A Visit To The Baobab Prison. The Police Station is located just a short distance from the Chobe Safari Lodge and houses the historic Baobab Prison. This tree played a major role in the administration of justice and distribution of mail in northern Botswana. It was used as a jail before the advent of modern prisons in the area. The tree also served as a place where mail was collected and disseminated to various places in Chobe Region and beyond.
On the same plot, there is another huge baobab tree and as this is now the third baobab I’m mentioning, I should probably share the significance of baobabs! The baobab tree is known as the “tree of life” – capable of providing shelter, food and water for both animals and human inhabitants of the African savannah regions. The cork-like bark can be used for cloth and rope, the leaves for various condiments and medicines and the monkey bread fruit is rich in Vitamin C. The tree also stores hundreds of litres of water which can tapped during dry periods. Mature trees are frequently hollow providing living space for numerous animals.
Buy Some Fabulous Crafts. Kasane is a typical tourist town with several crafts for sale. You can visit the creative boutiques like The Riggly Pig or The Gift Box, or grab something from the streets like wooden crafts, both functional or decorative, art as well as fabrics.

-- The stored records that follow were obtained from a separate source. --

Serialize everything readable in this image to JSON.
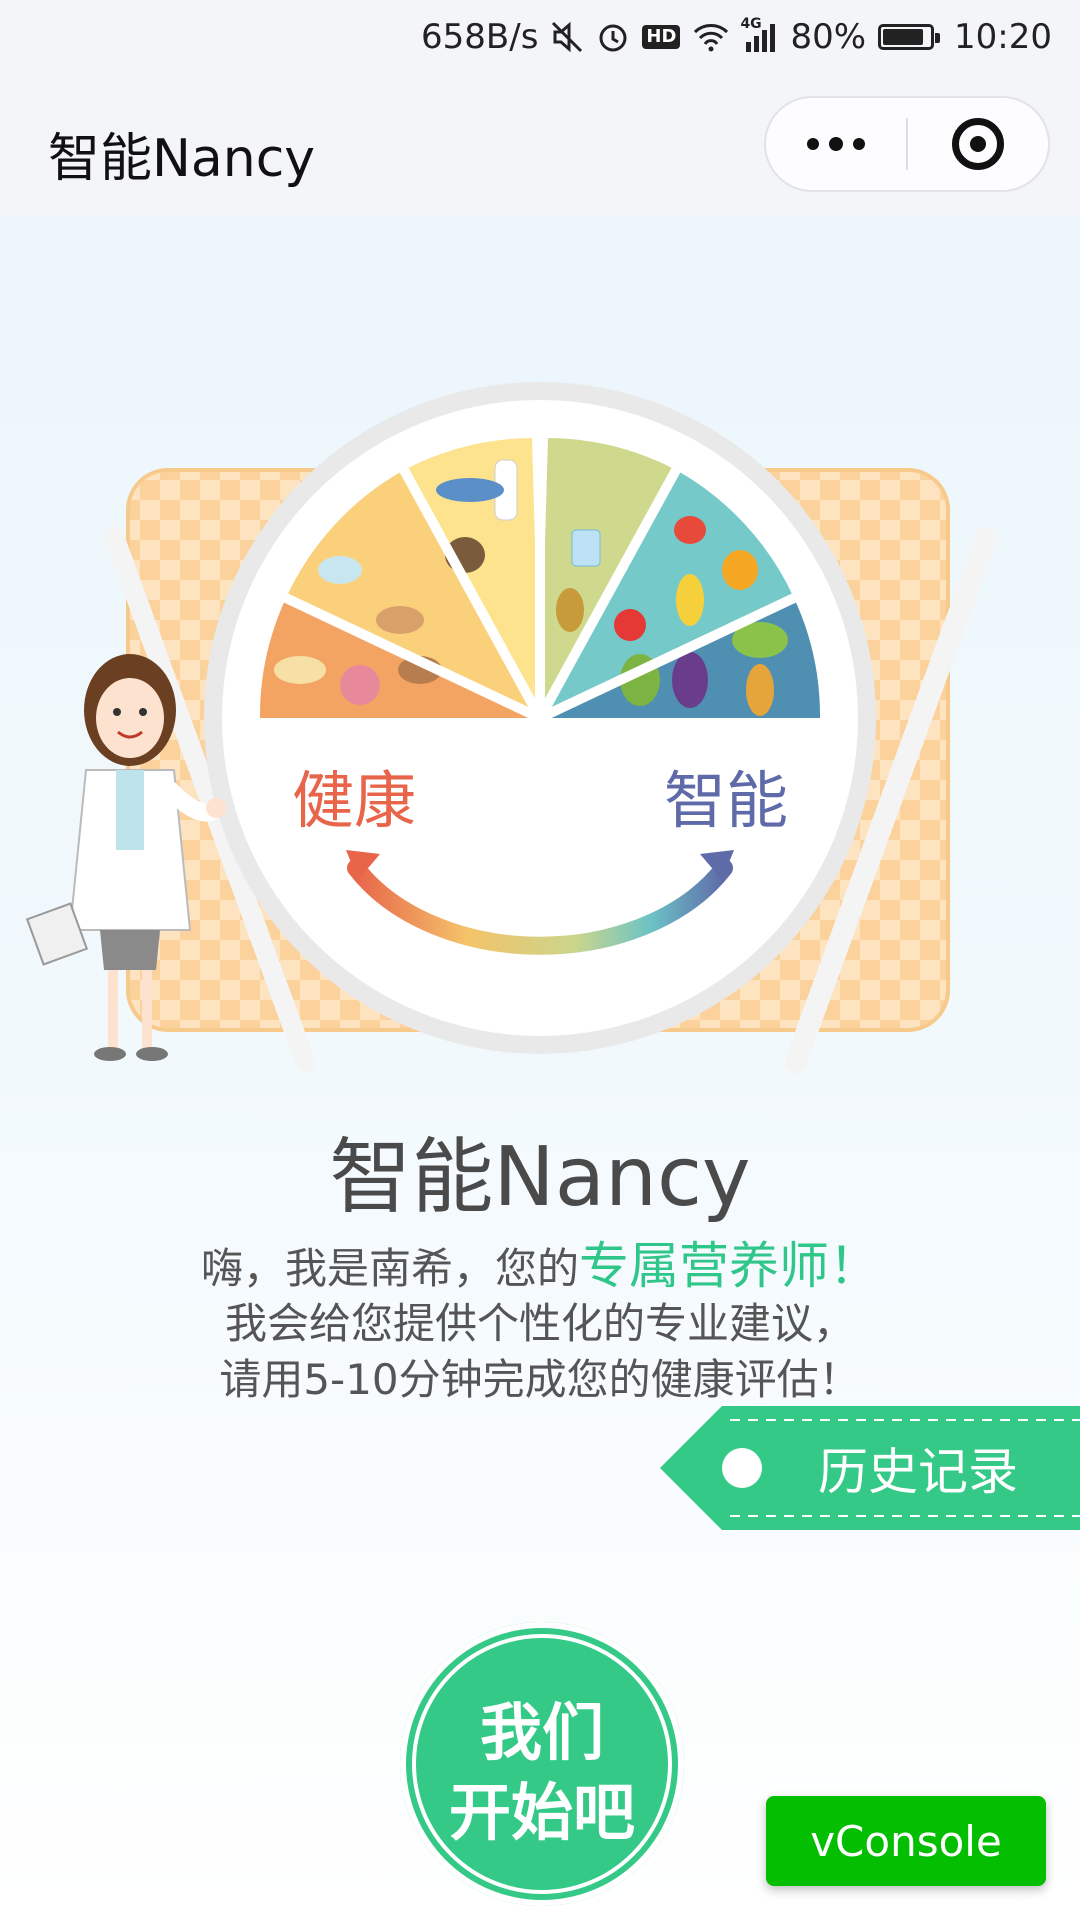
{
  "status_bar": {
    "net_speed": "658B/s",
    "hd": "HD",
    "network": "4G",
    "battery": "80%",
    "time": "10:20",
    "icons": [
      "mute-icon",
      "alarm-icon",
      "hd-icon",
      "wifi-icon",
      "signal-icon",
      "battery-icon"
    ]
  },
  "nav": {
    "title": "智能Nancy",
    "more_icon": "more-dots-icon",
    "close_icon": "target-icon"
  },
  "hero": {
    "left_label": "健康",
    "right_label": "智能"
  },
  "main": {
    "app_name": "智能Nancy",
    "intro_line1_prefix": "嗨，我是南希，您的",
    "intro_line1_highlight": "专属营养师！",
    "intro_line2": "我会给您提供个性化的专业建议，",
    "intro_line3": "请用5-10分钟完成您的健康评估！"
  },
  "history_button": {
    "label": "历史记录"
  },
  "start_button": {
    "line1": "我们",
    "line2": "开始吧"
  },
  "vconsole": {
    "label": "vConsole"
  },
  "colors": {
    "accent_green": "#2fc68a",
    "health_red": "#e8654a",
    "smart_blue": "#5f6aa8",
    "vconsole_green": "#04be02"
  }
}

Reward Yourself With Ice Cream. This was an unexpected find! My friend Polelo found this Italian pizza and ice-cream place called Buono & Kono in the Duncan Plaza Mall. So Ditiro and I took the kids there for ice cream! I loved the design of the place – old number plates, a beautiful metal map of Africa and a tree made of Amarula bottles as well as hand-written and wooden menus. If I lived in Kasane, this is where all my long runs would end!
Experience Botswana’s Wilderness. A visit to Kasane is not complete without a game drive or boat cruise in the park. This was our kids’ first trip to Chobe and we were so lucky with all our sightings. About ten minutes after entering the park we spotted two lionesses with four cubs by the riverside. This was always going to be difficult to top but shortly after that we saw five lion teenagers, several antelope as well as herds of elephant and buffalo. On a second drive, we saw two lionesses tucking into and then viciously fighting over a warthog. On our boat cruise, we witnessed the epic water crossing of several elephants led by their matriarch and spotted hundreds of buffalo, hippo and crocodiles, not to mention the stunning birdlife. And each day we were rewarded with spectacular sunrises and sunsets. See why Kasane is nicknamed Paradise?
On the afternoon of Elisa’s birthday, we took a special boat cruise to the Kazungula Bridge where we got to marvel its structure and design from all angles, while taking in the incredible fact that we were at the point where four different countries meet.
So we may not have run on the Kazungula Bridge but we made up for it with a wonderful cruise weaving in and around the bridge and an awesome run (and jump) in Kasane.
When life throws you lemons, make lemonade! Isn’t that how the saying goes!? I’m so glad we all decided to go ahead and make this trip – after another difficult year, we all needed it. And I think it’s safe to say without the marathon on our minds, we all had a much more relaxed time and could really be present for each other and for our gorgeous kids who got on famously. In my mother’s wise words, “Nothing is so bad, it’s not good for something!”
Have you been to Chobe National Park? Have you seen the new Kazungula Bridge? What new place have you run in recently?